_WHAT IS REQUIRED_.
Every line below that holds "desc" must be copied.

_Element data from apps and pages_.

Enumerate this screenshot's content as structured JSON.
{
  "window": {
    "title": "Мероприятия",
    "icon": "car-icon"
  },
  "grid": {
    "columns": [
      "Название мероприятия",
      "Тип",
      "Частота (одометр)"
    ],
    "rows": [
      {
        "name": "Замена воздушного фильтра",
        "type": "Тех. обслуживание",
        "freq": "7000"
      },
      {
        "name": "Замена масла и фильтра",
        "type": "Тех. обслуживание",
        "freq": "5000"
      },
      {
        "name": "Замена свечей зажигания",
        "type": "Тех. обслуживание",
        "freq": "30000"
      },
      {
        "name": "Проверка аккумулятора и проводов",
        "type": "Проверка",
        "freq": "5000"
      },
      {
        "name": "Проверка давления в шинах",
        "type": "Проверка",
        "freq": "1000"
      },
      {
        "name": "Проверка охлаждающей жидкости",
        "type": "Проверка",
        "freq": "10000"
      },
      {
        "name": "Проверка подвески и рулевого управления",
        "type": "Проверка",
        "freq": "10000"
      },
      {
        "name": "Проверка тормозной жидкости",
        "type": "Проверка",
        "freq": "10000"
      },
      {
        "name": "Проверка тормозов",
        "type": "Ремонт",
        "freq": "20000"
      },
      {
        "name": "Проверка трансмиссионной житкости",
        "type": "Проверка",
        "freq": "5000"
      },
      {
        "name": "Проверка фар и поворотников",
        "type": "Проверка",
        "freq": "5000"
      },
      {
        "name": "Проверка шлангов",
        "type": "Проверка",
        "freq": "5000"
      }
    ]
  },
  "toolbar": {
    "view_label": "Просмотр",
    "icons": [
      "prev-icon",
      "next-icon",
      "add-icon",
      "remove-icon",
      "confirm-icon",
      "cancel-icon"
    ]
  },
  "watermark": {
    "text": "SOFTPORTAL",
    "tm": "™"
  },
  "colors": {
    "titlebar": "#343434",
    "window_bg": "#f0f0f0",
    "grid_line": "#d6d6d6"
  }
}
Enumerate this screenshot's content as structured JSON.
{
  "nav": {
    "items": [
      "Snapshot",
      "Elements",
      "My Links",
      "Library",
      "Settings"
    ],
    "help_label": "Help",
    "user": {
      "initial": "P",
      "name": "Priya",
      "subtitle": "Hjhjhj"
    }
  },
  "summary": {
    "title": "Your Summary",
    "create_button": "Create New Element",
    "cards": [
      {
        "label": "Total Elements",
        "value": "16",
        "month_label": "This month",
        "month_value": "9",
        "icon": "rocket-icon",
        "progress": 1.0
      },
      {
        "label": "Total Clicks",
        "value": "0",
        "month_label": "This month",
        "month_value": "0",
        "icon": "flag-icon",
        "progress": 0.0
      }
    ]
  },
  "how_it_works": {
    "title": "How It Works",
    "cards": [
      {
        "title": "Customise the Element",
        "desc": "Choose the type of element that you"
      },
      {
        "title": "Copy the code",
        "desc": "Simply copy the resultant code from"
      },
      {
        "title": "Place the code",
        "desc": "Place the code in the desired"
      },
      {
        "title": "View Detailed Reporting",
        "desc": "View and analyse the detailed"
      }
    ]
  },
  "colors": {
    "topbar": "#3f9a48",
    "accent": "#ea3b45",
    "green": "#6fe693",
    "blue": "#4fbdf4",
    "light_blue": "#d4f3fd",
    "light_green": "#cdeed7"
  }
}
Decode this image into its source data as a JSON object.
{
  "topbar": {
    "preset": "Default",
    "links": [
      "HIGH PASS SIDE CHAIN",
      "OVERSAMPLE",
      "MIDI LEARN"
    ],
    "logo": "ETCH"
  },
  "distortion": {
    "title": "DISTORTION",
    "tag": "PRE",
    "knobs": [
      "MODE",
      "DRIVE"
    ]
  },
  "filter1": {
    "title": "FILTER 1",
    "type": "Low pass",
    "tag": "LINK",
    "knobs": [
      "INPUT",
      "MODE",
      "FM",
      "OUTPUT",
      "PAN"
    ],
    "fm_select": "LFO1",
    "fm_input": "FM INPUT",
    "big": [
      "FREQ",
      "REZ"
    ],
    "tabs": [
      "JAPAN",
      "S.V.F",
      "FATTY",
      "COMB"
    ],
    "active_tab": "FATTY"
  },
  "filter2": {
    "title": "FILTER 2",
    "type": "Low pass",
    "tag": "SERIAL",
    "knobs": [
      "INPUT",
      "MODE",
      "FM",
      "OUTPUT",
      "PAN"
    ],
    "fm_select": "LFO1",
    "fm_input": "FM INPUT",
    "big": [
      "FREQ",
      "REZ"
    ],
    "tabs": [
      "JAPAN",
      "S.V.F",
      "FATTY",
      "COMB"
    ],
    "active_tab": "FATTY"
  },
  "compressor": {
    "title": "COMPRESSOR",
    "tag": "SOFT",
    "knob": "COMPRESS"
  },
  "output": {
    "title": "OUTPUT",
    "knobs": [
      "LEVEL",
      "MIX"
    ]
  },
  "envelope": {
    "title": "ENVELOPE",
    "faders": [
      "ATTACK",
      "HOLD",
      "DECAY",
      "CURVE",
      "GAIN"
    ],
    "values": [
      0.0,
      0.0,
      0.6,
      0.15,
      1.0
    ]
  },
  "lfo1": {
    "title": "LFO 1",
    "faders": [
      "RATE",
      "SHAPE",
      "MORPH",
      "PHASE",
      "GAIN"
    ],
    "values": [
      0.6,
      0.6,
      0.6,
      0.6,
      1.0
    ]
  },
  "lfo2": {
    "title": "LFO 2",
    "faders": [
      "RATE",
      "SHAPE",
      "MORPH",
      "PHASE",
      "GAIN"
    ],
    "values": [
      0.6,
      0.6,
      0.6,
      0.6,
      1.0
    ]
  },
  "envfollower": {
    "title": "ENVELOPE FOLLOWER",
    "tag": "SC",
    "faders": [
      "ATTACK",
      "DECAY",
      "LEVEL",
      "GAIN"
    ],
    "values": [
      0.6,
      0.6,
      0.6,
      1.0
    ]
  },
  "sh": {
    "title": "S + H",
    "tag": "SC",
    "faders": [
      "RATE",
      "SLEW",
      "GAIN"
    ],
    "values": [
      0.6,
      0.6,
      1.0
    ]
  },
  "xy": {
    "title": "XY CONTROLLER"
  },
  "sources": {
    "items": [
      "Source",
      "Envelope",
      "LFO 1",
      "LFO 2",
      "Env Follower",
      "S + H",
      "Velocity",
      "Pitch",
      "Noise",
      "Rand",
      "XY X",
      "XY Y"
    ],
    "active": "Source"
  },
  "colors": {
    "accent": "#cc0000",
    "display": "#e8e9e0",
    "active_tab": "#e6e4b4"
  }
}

_RESULT_.
        "desc": "Choose the type of element that you"
        "desc": "Simply copy the resultant code from"
        "desc": "Place the code in the desired"
        "desc": "View and analyse the detailed"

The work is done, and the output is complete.